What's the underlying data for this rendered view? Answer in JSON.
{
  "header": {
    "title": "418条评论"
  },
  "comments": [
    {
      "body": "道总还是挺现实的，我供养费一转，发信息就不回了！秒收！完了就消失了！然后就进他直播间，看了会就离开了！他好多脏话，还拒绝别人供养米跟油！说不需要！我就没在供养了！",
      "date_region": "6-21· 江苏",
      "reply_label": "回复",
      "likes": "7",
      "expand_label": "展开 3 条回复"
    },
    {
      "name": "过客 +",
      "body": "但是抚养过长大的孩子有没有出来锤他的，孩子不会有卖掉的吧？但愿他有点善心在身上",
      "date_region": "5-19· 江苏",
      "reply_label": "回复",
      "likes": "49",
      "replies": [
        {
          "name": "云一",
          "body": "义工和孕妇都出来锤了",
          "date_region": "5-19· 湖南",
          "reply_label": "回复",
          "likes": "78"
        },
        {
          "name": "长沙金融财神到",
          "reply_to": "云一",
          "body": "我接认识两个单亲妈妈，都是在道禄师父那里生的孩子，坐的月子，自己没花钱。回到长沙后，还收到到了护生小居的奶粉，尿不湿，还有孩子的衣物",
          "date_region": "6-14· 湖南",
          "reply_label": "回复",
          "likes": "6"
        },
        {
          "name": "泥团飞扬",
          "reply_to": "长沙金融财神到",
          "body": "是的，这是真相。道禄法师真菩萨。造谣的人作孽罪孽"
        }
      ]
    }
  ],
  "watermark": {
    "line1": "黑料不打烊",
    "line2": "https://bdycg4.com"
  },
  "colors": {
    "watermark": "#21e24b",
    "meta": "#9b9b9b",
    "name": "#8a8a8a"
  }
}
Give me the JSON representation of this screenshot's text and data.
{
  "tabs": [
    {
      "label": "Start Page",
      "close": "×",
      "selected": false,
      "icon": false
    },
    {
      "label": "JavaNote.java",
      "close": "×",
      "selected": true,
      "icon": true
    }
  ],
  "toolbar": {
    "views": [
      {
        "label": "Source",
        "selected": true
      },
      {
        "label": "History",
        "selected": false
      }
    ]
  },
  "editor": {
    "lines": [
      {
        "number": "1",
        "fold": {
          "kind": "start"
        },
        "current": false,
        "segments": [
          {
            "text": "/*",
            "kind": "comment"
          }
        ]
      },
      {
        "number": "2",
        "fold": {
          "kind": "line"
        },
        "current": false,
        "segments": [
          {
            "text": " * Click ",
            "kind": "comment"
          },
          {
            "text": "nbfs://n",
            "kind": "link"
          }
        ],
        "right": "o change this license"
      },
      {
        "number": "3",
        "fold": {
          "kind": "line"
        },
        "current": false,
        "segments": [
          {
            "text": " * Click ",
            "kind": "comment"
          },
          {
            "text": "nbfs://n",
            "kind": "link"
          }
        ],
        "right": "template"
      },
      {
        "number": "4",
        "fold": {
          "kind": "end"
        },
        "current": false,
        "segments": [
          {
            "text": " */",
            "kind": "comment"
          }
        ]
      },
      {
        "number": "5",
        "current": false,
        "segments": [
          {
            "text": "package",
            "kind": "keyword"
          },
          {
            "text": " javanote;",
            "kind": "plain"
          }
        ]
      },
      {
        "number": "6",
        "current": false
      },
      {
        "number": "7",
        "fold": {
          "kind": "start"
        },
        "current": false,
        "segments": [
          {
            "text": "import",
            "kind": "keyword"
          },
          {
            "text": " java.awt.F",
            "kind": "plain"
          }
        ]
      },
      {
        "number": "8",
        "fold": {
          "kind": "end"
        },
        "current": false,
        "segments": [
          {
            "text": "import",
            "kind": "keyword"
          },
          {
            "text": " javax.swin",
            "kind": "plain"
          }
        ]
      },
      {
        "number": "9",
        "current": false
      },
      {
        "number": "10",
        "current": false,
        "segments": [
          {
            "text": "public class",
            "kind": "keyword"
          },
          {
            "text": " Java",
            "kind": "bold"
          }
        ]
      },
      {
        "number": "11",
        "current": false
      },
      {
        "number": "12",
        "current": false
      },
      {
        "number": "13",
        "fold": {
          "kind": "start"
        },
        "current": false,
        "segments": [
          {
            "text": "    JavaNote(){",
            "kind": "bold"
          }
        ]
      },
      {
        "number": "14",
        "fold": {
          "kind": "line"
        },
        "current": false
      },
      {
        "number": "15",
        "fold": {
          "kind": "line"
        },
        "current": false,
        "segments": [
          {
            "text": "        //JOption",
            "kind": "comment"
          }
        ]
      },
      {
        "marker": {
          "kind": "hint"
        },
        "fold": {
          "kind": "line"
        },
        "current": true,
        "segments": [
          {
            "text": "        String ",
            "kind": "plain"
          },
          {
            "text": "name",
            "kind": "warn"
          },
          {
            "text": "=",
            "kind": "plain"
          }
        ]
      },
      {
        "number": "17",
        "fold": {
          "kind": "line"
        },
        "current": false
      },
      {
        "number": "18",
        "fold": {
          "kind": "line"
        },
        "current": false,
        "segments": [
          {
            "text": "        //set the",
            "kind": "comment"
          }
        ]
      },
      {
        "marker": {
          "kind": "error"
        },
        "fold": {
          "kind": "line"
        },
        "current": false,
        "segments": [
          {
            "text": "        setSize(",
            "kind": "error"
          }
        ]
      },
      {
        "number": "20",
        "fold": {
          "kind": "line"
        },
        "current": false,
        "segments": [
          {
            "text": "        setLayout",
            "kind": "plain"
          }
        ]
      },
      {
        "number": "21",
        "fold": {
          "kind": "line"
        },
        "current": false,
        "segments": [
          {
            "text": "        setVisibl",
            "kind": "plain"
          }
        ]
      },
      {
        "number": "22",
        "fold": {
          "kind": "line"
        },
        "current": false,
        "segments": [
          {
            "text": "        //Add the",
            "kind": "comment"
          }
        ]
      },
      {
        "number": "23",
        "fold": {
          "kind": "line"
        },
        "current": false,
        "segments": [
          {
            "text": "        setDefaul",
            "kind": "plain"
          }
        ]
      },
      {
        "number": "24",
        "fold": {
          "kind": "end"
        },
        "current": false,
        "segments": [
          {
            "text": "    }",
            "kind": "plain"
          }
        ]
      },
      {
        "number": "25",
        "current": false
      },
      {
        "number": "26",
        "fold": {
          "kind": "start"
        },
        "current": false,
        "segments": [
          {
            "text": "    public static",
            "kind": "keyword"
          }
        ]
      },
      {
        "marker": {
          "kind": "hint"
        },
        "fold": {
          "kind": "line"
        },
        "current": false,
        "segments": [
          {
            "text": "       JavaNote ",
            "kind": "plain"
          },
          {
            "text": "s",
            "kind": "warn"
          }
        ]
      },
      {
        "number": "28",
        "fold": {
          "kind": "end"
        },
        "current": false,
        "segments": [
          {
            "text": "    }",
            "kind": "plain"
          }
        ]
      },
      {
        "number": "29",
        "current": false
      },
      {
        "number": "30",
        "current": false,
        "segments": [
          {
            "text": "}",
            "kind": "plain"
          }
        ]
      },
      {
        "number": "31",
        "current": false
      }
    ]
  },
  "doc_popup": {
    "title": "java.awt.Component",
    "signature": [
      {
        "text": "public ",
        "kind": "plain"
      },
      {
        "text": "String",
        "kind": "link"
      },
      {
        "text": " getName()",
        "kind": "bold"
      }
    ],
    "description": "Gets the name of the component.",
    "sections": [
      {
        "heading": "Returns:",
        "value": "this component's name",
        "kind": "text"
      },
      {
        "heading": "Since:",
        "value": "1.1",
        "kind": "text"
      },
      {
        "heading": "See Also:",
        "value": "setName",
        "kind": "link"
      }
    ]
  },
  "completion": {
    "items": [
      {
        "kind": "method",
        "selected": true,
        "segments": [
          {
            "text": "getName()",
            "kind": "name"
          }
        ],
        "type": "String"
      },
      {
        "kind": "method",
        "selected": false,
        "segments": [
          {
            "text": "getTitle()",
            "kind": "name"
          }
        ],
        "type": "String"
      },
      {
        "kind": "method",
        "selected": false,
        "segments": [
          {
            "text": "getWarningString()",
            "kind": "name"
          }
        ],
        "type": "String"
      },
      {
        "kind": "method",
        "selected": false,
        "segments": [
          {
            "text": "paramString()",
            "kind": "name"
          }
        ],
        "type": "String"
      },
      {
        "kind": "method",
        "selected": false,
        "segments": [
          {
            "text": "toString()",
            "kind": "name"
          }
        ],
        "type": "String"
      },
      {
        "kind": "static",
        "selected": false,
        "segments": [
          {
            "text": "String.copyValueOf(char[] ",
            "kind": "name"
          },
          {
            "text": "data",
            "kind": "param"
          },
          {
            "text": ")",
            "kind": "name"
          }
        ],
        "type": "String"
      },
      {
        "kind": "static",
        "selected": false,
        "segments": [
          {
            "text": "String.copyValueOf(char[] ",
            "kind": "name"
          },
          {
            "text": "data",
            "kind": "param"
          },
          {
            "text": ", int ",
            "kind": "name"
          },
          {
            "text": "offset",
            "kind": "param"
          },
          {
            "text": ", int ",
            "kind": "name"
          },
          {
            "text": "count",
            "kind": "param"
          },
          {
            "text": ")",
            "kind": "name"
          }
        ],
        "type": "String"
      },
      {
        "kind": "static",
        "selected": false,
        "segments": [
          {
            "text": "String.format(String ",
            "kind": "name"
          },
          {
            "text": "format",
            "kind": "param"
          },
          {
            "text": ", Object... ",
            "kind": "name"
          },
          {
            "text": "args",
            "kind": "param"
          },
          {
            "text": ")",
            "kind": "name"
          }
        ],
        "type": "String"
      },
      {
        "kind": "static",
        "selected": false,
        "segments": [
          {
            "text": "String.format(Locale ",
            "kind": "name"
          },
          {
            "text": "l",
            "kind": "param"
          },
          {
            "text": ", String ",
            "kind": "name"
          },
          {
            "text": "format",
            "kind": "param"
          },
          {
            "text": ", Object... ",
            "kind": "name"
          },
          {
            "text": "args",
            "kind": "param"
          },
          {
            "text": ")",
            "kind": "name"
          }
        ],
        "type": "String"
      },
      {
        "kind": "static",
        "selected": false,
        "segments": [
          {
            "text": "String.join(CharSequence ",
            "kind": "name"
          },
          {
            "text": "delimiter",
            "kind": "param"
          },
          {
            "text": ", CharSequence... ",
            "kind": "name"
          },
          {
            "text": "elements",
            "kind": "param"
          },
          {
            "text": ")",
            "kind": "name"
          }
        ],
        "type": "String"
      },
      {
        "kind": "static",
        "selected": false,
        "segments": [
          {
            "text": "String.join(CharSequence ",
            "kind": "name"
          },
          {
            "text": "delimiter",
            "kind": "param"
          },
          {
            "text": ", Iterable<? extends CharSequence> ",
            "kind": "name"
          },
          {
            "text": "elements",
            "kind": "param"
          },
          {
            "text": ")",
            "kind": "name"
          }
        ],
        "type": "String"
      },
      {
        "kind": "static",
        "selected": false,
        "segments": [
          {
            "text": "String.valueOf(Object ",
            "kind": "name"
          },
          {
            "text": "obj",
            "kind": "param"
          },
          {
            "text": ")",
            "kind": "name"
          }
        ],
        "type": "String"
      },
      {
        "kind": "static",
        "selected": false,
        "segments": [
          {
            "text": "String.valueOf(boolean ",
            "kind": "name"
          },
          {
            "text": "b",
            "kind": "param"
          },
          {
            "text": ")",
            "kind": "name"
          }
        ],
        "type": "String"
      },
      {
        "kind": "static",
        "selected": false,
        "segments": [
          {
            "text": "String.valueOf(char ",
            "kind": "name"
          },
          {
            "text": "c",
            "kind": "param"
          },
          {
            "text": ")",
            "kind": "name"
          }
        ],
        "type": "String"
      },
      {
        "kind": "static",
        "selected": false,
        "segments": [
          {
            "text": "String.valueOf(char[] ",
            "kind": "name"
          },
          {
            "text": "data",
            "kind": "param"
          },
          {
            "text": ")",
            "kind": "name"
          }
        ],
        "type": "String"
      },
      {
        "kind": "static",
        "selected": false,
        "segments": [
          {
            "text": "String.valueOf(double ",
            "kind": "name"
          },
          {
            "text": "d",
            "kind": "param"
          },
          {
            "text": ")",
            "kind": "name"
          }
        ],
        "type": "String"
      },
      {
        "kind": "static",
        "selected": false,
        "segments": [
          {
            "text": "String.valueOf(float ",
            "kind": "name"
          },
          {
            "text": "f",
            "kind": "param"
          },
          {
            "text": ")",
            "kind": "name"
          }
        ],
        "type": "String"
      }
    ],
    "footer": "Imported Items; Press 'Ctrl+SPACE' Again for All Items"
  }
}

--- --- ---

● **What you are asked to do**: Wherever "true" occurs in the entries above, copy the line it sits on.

● **Task result**:
      "selected": true,
      "icon": true
        "selected": true
        "current": true,
        "selected": true,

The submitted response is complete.